Egbendewe, Aklesso Y. G., Lokonon, Boris Odilon Kounagbè, Atewemba, Calvin, Coulibaly, Naga
Climatic change 2017 v.145 no.1-2 pp. 101-116
bioeconomics, climate change, climatic factors, crop yield, cropland, food availability, imports, models, socioeconomics, tariffs, Western Africa

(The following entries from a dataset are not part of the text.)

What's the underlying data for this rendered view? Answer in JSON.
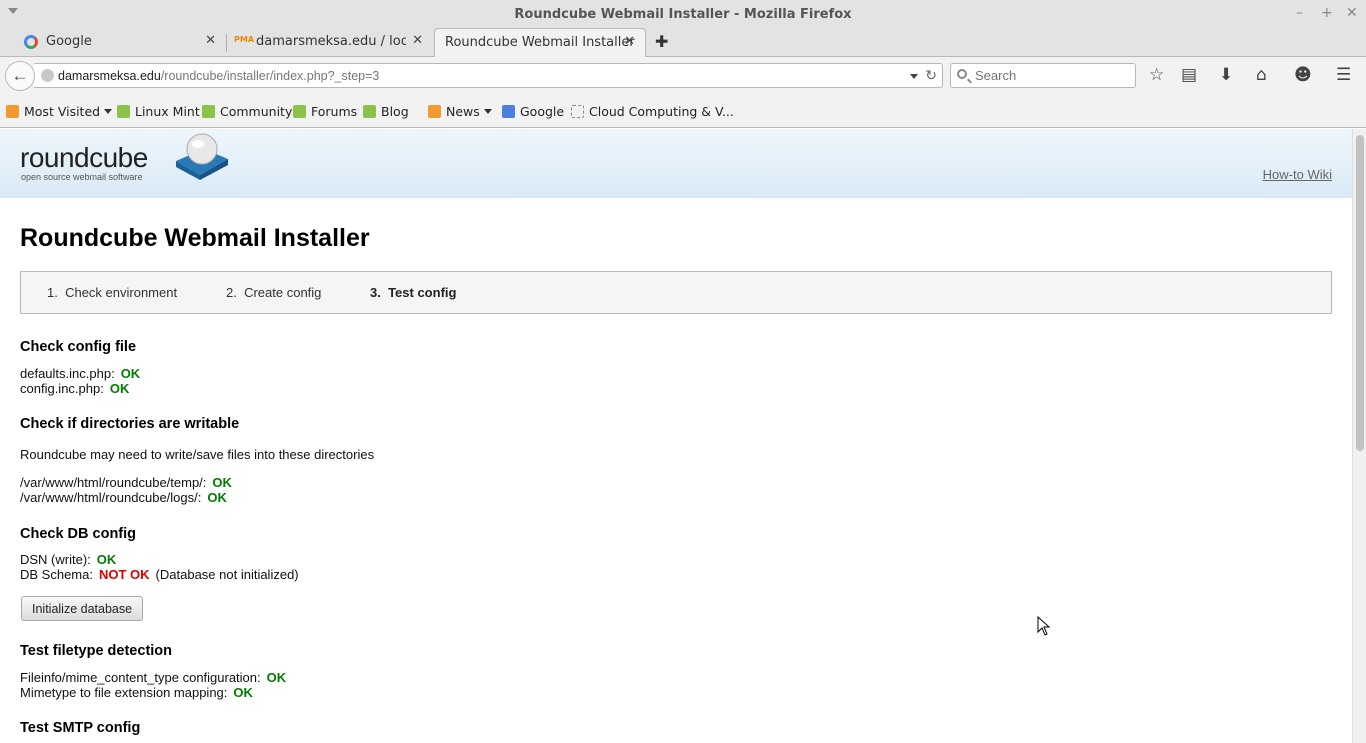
{
  "window": {
    "title": "Roundcube Webmail Installer - Mozilla Firefox"
  },
  "tabs": [
    {
      "label": "Google"
    },
    {
      "label": "damarsmeksa.edu / local..."
    },
    {
      "label": "Roundcube Webmail Installer"
    }
  ],
  "navbar": {
    "url_host": "damarsmeksa.edu",
    "url_path": "/roundcube/installer/index.php?_step=3",
    "search_placeholder": "Search"
  },
  "bookmarks": [
    {
      "label": "Most Visited",
      "icon": "rss-icon"
    },
    {
      "label": "Linux Mint",
      "icon": "mint-icon"
    },
    {
      "label": "Community",
      "icon": "mint-icon"
    },
    {
      "label": "Forums",
      "icon": "mint-icon"
    },
    {
      "label": "Blog",
      "icon": "mint-icon"
    },
    {
      "label": "News",
      "icon": "rss-icon"
    },
    {
      "label": "Google",
      "icon": "google-icon"
    },
    {
      "label": "Cloud Computing & V...",
      "icon": "page-icon"
    }
  ],
  "page": {
    "logo_text": "roundcube",
    "logo_sub": "open source webmail software",
    "howto": "How-to Wiki",
    "title": "Roundcube Webmail Installer",
    "steps": [
      {
        "num": "1.",
        "label": "Check environment"
      },
      {
        "num": "2.",
        "label": "Create config"
      },
      {
        "num": "3.",
        "label": "Test config"
      }
    ],
    "config_file": {
      "heading": "Check config file",
      "items": [
        {
          "label": "defaults.inc.php:",
          "status": "OK"
        },
        {
          "label": "config.inc.php:",
          "status": "OK"
        }
      ]
    },
    "dirs": {
      "heading": "Check if directories are writable",
      "intro": "Roundcube may need to write/save files into these directories",
      "items": [
        {
          "label": "/var/www/html/roundcube/temp/:",
          "status": "OK"
        },
        {
          "label": "/var/www/html/roundcube/logs/:",
          "status": "OK"
        }
      ]
    },
    "db": {
      "heading": "Check DB config",
      "dsn_label": "DSN (write):",
      "dsn_status": "OK",
      "schema_label": "DB Schema:",
      "schema_status": "NOT OK",
      "schema_note": "(Database not initialized)",
      "init_button": "Initialize database"
    },
    "filetype": {
      "heading": "Test filetype detection",
      "items": [
        {
          "label": "Fileinfo/mime_content_type configuration:",
          "status": "OK"
        },
        {
          "label": "Mimetype to file extension mapping:",
          "status": "OK"
        }
      ]
    },
    "smtp": {
      "heading": "Test SMTP config"
    }
  },
  "colors": {
    "ok": "#007c00",
    "not_ok": "#e00000",
    "banner": "#daeaf6"
  }
}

This paper investigates the role of intra-regional trade on food availability within the context of global climatic change in the Economic Community of West African States (ECOWAS). To that end, the study uses a module of trade cost minimization built within a bio-economic optimization model of cropland allocation. The results show that the climate-induced trade pattern in ECOWAS depends on the prevailing socio-economic conditions during the century. No specific pattern of trade flows is predicted but several countries may become dependent on food imports outside of ECOWAS. An adjustment of the common external tariffs (CET) may reduce food import costs. Also, doubling crop yields by 2050 could significantly reduce outside dependence. Finally, actions are urgently needed to be taken to foster agricultural production in ECOWAS.